About this task: Among the lines below, count those containing the word "drop". Give the number only.

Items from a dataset
Content starts
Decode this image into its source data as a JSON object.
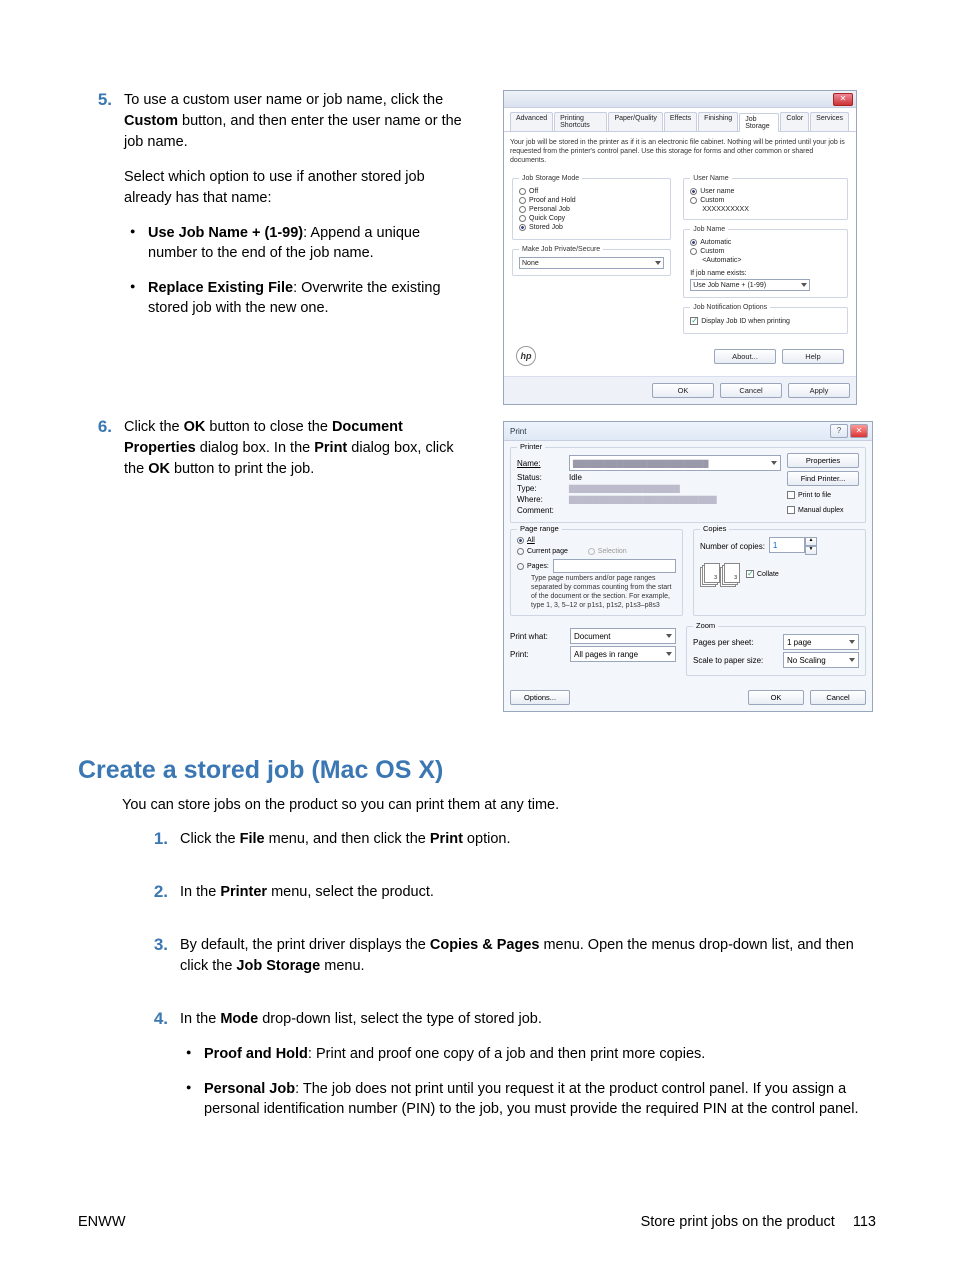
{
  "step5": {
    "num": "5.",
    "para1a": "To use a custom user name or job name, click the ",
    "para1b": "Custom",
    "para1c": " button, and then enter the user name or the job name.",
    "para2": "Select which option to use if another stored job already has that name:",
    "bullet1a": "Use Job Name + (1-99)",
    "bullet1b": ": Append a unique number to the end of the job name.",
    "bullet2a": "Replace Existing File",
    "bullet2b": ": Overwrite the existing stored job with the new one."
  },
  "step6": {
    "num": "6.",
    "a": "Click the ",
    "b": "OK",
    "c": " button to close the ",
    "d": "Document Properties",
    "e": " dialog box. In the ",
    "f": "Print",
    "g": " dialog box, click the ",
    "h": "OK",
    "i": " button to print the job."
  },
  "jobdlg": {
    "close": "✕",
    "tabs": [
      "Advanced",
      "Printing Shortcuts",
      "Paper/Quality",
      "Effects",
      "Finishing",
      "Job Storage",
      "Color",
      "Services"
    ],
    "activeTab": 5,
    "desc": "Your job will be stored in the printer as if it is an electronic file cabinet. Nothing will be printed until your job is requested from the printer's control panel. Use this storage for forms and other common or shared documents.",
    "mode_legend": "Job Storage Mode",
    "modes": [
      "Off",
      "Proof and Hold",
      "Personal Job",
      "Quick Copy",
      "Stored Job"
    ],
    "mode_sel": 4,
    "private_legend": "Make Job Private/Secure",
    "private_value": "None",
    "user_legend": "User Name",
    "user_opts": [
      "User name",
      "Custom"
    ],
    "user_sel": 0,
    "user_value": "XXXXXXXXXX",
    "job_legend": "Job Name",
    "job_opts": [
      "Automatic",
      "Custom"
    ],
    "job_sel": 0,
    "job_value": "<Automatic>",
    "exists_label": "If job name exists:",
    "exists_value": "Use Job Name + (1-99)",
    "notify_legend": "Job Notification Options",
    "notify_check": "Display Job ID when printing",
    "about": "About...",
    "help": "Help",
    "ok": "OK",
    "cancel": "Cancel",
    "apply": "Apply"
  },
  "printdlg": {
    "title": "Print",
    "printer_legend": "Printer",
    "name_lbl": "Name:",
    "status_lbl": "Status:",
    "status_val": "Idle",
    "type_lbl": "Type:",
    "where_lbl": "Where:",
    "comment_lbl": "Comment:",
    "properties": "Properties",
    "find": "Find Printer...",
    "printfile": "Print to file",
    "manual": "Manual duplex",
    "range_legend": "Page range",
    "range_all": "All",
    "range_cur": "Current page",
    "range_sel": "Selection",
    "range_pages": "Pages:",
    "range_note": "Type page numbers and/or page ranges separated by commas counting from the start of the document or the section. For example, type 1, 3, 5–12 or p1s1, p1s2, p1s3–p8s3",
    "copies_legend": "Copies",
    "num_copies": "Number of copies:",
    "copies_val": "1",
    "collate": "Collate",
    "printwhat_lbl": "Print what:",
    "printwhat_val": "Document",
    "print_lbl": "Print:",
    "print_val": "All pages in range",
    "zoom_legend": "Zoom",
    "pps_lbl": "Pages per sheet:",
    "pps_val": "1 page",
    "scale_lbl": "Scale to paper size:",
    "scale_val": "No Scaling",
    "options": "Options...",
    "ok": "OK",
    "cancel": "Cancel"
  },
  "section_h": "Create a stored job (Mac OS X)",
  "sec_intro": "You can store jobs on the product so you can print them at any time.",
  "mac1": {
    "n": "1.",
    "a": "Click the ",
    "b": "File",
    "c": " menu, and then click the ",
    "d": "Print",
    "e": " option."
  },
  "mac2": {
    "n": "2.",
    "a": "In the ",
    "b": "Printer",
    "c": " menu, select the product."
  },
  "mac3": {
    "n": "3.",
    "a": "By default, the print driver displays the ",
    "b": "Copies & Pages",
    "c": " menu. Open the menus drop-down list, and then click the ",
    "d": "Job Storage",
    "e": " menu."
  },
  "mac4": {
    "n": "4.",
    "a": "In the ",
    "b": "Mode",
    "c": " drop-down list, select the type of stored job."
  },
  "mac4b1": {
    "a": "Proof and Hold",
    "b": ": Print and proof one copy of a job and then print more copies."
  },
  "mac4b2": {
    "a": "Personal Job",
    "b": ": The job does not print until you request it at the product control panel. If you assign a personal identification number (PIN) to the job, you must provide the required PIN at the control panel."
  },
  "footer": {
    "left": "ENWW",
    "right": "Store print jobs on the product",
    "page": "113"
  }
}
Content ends
Exercise response: 2